====== Entries shown

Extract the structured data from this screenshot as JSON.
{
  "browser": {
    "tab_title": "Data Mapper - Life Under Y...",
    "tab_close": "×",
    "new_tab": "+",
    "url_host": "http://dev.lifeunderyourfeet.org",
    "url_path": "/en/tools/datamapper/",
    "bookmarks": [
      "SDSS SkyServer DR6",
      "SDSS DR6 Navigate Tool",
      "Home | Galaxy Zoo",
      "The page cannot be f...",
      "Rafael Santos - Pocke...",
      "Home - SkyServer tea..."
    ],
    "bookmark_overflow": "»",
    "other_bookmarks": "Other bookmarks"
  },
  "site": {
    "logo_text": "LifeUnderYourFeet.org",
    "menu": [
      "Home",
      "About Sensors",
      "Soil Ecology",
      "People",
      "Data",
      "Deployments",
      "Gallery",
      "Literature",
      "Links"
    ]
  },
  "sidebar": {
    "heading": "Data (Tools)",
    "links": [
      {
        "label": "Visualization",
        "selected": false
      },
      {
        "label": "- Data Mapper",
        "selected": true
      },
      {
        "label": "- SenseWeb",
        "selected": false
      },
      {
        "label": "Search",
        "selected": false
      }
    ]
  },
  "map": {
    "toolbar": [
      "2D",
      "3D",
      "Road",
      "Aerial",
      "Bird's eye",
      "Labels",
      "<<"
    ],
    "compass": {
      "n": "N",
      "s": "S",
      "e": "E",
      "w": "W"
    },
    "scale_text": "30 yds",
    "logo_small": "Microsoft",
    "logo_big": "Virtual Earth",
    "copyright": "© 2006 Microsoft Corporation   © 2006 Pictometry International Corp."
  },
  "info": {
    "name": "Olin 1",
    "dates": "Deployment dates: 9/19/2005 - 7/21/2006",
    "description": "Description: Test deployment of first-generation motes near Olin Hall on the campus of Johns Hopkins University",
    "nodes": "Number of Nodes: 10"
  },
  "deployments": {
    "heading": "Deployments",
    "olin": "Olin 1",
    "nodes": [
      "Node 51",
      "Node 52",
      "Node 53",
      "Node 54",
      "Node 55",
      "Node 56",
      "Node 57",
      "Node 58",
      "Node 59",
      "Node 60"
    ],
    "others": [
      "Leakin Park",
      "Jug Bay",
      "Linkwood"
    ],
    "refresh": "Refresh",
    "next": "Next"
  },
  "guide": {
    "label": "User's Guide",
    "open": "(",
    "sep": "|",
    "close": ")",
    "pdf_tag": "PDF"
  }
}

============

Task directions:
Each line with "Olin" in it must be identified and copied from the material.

Response to the task:
    "name": "Olin 1",
    "description": "Description: Test deployment of first-generation motes near Olin Hall on the campus of Johns Hopkins University",
    "olin": "Olin 1",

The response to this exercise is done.